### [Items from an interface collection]
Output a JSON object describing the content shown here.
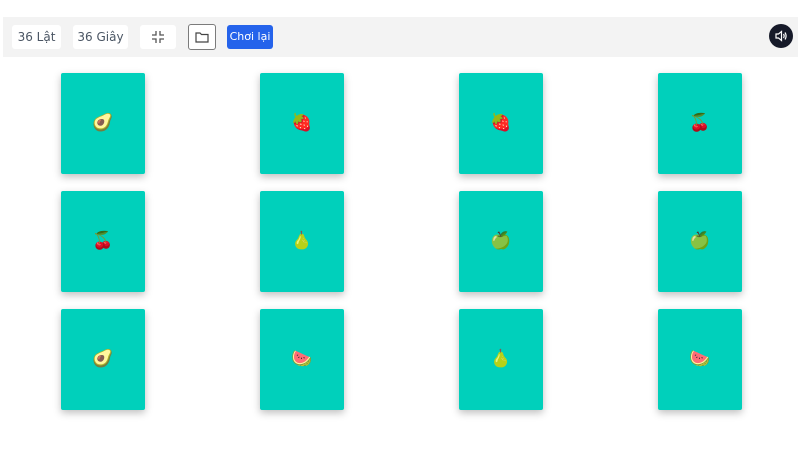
{
  "toolbar": {
    "flips_label": "36 Lật",
    "time_label": "36 Giây",
    "fullscreen_icon": "exit-fullscreen-icon",
    "folder_icon": "folder-icon",
    "restart_label": "Chơi lại",
    "sound_icon": "speaker-icon"
  },
  "colors": {
    "card": "#00d0bb",
    "restart_button": "#2563eb",
    "sound_button": "#161a29",
    "toolbar": "#f3f3f3"
  },
  "board": {
    "rows": [
      [
        "🥑",
        "🍓",
        "🍓",
        "🍒"
      ],
      [
        "🍒",
        "🍐",
        "🍏",
        "🍏"
      ],
      [
        "🥑",
        "🍉",
        "🍐",
        "🍉"
      ]
    ],
    "card_names": [
      [
        "avocado",
        "strawberry",
        "strawberry",
        "cherry"
      ],
      [
        "cherry",
        "pear",
        "green-apple",
        "green-apple"
      ],
      [
        "avocado",
        "watermelon",
        "pear",
        "watermelon"
      ]
    ]
  }
}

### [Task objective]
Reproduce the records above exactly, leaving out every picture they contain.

### [Expected answer]
Output a JSON object describing the content shown here.
{
  "toolbar": {
    "flips_label": "36 Lật",
    "time_label": "36 Giây",
    "fullscreen_icon": "exit-fullscreen-icon",
    "folder_icon": "folder-icon",
    "restart_label": "Chơi lại",
    "sound_icon": "speaker-icon"
  },
  "colors": {
    "card": "#00d0bb",
    "restart_button": "#2563eb",
    "sound_button": "#161a29",
    "toolbar": "#f3f3f3"
  },
  "board": {
    "rows": [
      [
        "🥑",
        "🍓",
        "🍓",
        "🍒"
      ],
      [
        "🍒",
        "🍐",
        "🍏",
        "🍏"
      ],
      [
        "🥑",
        "🍉",
        "🍐",
        "🍉"
      ]
    ],
    "card_names": [
      [
        "avocado",
        "strawberry",
        "strawberry",
        "cherry"
      ],
      [
        "cherry",
        "pear",
        "green-apple",
        "green-apple"
      ],
      [
        "avocado",
        "watermelon",
        "pear",
        "watermelon"
      ]
    ]
  }
}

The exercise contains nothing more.